In the wake of mass murders at two New Zealand mosques, a leading organizer of Oregon Muslims is demanding state lawmakers create a plan for dealing with white nationalism and right-wing extremists.
Zakir Khan, the board chair of the Oregon chapter of the Council on American-Islamic Relations, says the Oregon Legislature still has little measurement of how serious a threat white nationalism poses to minority groups here. He says a bill aiming to change Oregon hate crime laws is a start, but needs funding.
"They should hold hearings on what the problem is, and how to counteract it," Khan tells WW. "They have very little information. Far right radicalization is going to last years and we need to hear plans on what they're going to do about it and what they will put resources into."
Khan says Congress should respond with equal urgency. "We need state and local responses to be supplemented by a federal response," he says.
Khan's comments come as the globe grapples with what appears to be the latest mass killing by a white nationalist.

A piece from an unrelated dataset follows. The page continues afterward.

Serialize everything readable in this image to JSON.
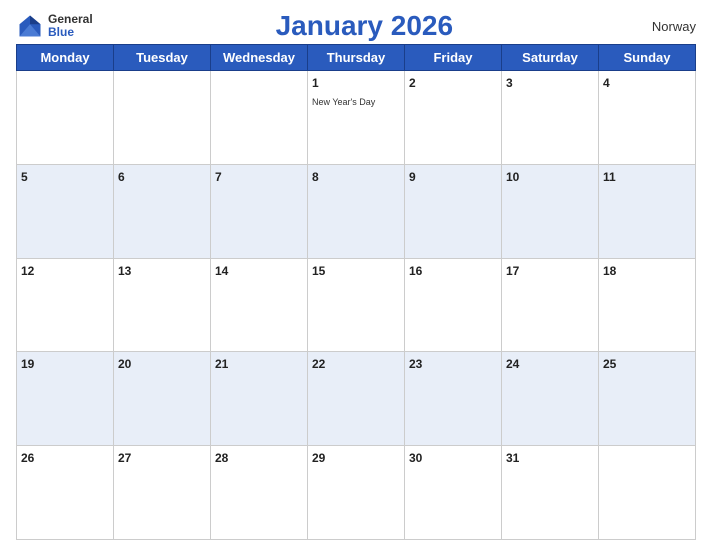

The slayings of 49 people at mosques in Christchurch, New Zealand, follow an attack on a Pittsburgh synagogue last year and the murder of black churchgoers in Charleston, S.C. in 2015.
Portland leaders including Mayor Ted Wheeler gathered at a local mosque today for an interfaith prayer service.
Khan, a 33-year old communications instructor at Linn-Benton Community College, emerged as a leading voice of Oregon Muslims after the 2017 double slayings on a Portland MAX train by Jeremy Christian, a gang-affiliated extremist whose semi-coherent rants were directed at Muslims and Jews.
Khan has been particularly vocal about the failure of Portland police and prosecutors to indict right-wing brawlers who gather here for protests and street fights with antifascists.
This morning, Khan issued a statement demanding results from Oregon leaders. "We are not looking for statements from political leadership at this point," he wrote. "We need to see action."
Here's the list Khan offered of practical actions for government and tech companies.
"In order to defeat far-right groups, we believe the following steps are necessary:
Congress must hold a congressional hearing on the impact that far-right groups are having upon marginalized communities both in Oregon and America. We need political leadership to articulate what they are going to do to counteract these groups.
The Oregon Legislature must commit to funding and staffing agencies that support hate crime survivors and counteract white supremacy.
Tech companies must be held accountable for their refusal to remove far-right groups who clearly breach their Terms of Service from their platforms. Companies like GoDaddy who host websites and fundraising pages for far-right extremists do not deserve our money if they think it's acceptable to host these groups. They also do not deserve to escape governmental scrutiny."